“If your property tax bills are increasing, you’re not alone,” said Ann Carrns at The New York Times. For most families, they’re the second-largest household expense after the mortgage. Property tax is calculated as a percentage of the average estimated market value of your area’s homes, usually between 1 and 2 percent, so rising prices can inflate your tax obligations. Many cities have also increased their rates, compounding the pain. Last year the average bill nationwide was $3,400, up 3 percent from 2016. If you feel your bill is too high, you can file an appeal. Check the details in your valuation report, such as the number of bedrooms. If anything is obviously wrong, call your …read more

Source:: The Week – Business


Cannabis could soon be a $100-million Edmonton industry, city official says

Edmonton could become the hub of a cannabis industry worth up to $100 million annually and employing 2,000 people in a couple of years, a city business official says.

“I do think the industry and its sectors will gravitate here because of the (provincial) privatization model and because the city is welcoming to all legal sectors,” senior business specialist Brad White said Friday.

“Industry is in our blood and agriculture is in our blood. I think we will be in a really good spot.”

White thinks transportation links, sunshine, plentiful water and good regulation mean Edmonton could become Canada’s main centre for the marijuana business.

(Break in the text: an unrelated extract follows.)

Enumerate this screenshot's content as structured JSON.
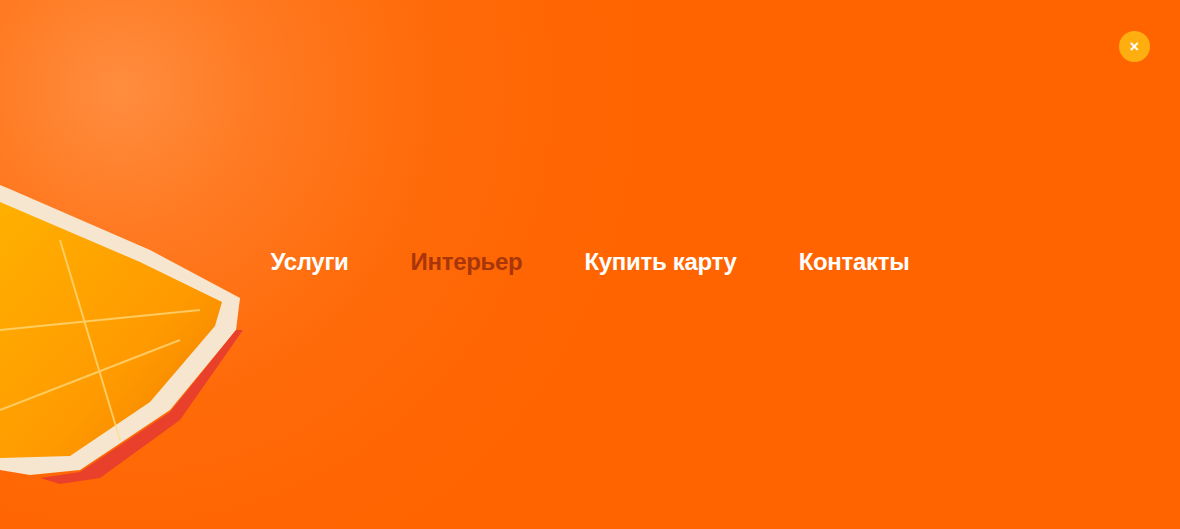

This would help diversify the economy, with many local jobs expected in retail stores and creating products such as pot chocolates after Canada allows edibles next year, he said.

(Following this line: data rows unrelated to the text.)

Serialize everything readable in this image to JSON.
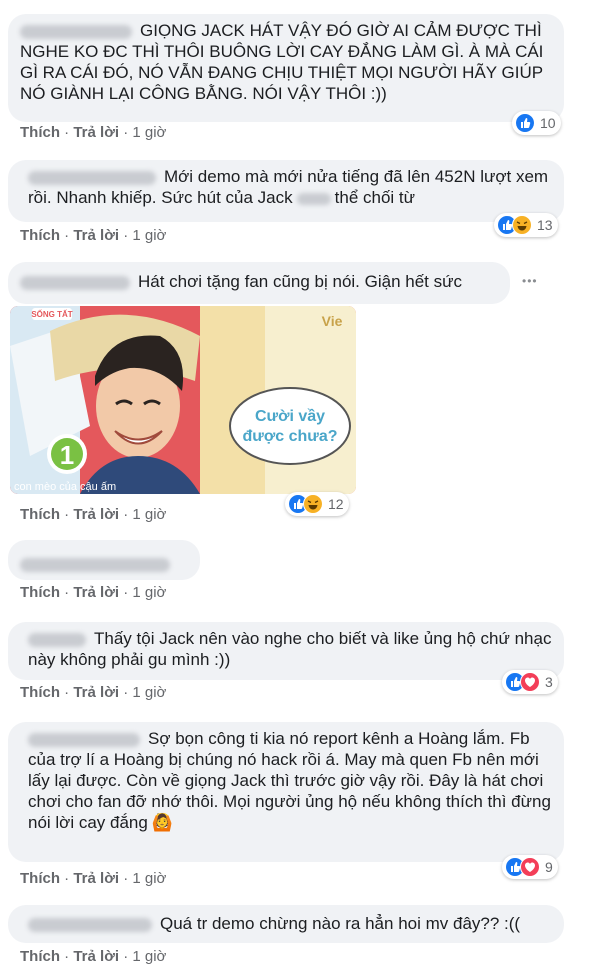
{
  "comments": [
    {
      "text": "GIỌNG JACK HÁT VẬY ĐÓ GIỜ AI CẢM ĐƯỢC THÌ NGHE KO ĐC THÌ THÔI BUÔNG LỜI CAY ĐẮNG LÀM GÌ. À MÀ CÁI GÌ RA CÁI ĐÓ, NÓ VẪN ĐANG CHỊU THIỆT MỌI NGƯỜI HÃY GIÚP NÓ GIÀNH LẠI CÔNG BẰNG. NÓI VẬY THÔI :))",
      "like": "Thích",
      "reply": "Trả lời",
      "time": "1 giờ",
      "count": "10"
    },
    {
      "text_a": "Mới demo mà mới nửa tiếng đã lên 452N lượt xem rồi. Nhanh khiếp. Sức hút của Jack",
      "text_b": "thể chối từ",
      "like": "Thích",
      "reply": "Trả lời",
      "time": "1 giờ",
      "count": "13"
    },
    {
      "text": "Hát chơi tặng fan cũng bị nói. Giận hết sức",
      "more": "•••"
    },
    {
      "sticker": {
        "logo": "SỐNG TẤT",
        "brand": "Vie",
        "number": "1",
        "bubble_line1": "Cười vầy",
        "bubble_line2": "được chưa?",
        "caption": "con mèo của cậu ấm"
      },
      "like": "Thích",
      "reply": "Trả lời",
      "time": "1 giờ",
      "count": "12"
    },
    {
      "like": "Thích",
      "reply": "Trả lời",
      "time": "1 giờ"
    },
    {
      "text": "Thấy tội Jack nên vào nghe cho biết và like ủng hộ chứ nhạc này không phải gu mình :))",
      "like": "Thích",
      "reply": "Trả lời",
      "time": "1 giờ",
      "count": "3"
    },
    {
      "text": "Sợ bọn công ti kia nó report kênh a Hoàng lắm. Fb của trợ lí a Hoàng bị chúng nó hack rồi á. May mà quen Fb nên mới lấy lại được. Còn về giọng Jack thì trước giờ vậy rồi. Đây là hát chơi chơi cho fan đỡ nhớ thôi. Mọi người ủng hộ nếu không thích thì đừng nói lời cay đắng",
      "emoji": "🙆",
      "like": "Thích",
      "reply": "Trả lời",
      "time": "1 giờ",
      "count": "9"
    },
    {
      "text": "Quá tr demo chừng nào ra hẳn hoi mv đây?? :((",
      "like": "Thích",
      "reply": "Trả lời",
      "time": "1 giờ"
    }
  ],
  "colors": {
    "like": "#1877f2",
    "haha": "#f7b125",
    "love": "#f33e58",
    "bubble": "#f0f2f5",
    "meta": "#65676b"
  }
}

“The window of opportunity is only so big, and we want to get ahead of this,” said White, who has been working to develop an Edmonton medical and recreational cannabis industry since the federal Liberals were elected in 2015.

City council will hold public hearings next month to discuss proposed zoning changes to accommodate cannabis stores, which will be owned by private companies in Alberta, unlike some other provinces.

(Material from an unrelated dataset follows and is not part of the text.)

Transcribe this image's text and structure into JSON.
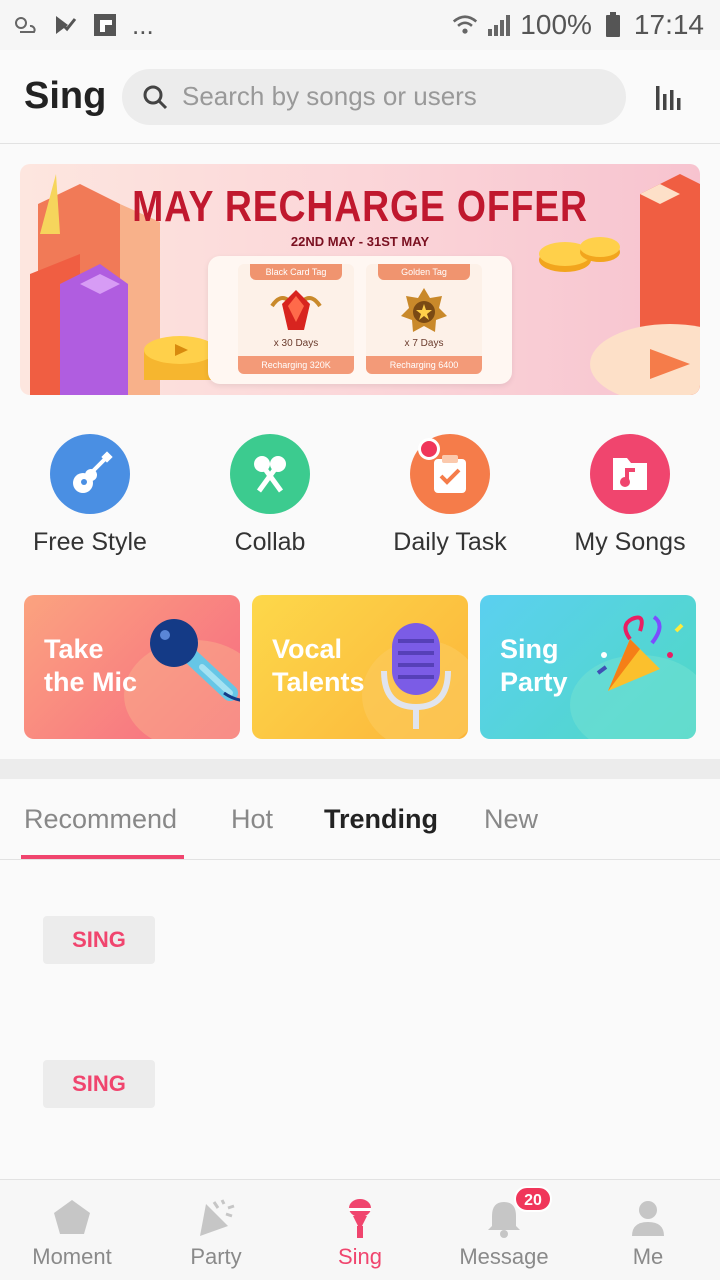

White, who spoke to the Edmonton chapter of NAIOP, the commercial real estate development association, said Canadian medical pot being exported to Europe is highly regarded and attracts premium prices.

Although the field has grown massively in Colorado since recreational weed was legalized in 2014 and now accounts for 18,000 jobs in Denver alone, banking restrictions are so onerous many companies must deal strictly in cash, he said.

He advised people setting up grow facilities in Edmonton to have $2 million available to cover delays in getting federal licences and high operating costs, such as upgraded ventilation systems and power consumption 10 times higher than other industrial buildings.

At the same time, more competition might lead to lower wholesale prices — a pound of pot has dropped to around $400 from about $1,200 since California allowed recreational consumption this year, he said.

Numerous niche businesses will develop in Edmonton once non-medical cannabis is legalized in Canada this summer, providing work for lawyers, engineers, real estate agents, distributors and quality testers, he said.

Pot tourism hasn’t grown as expected in Colorado, but many firms encourage visitors as part of the branding crucial to developing a loyal customer base, he said.

White, who sits on civic and provincial committees looking at …read more

Source:: Edmonton Journal – Business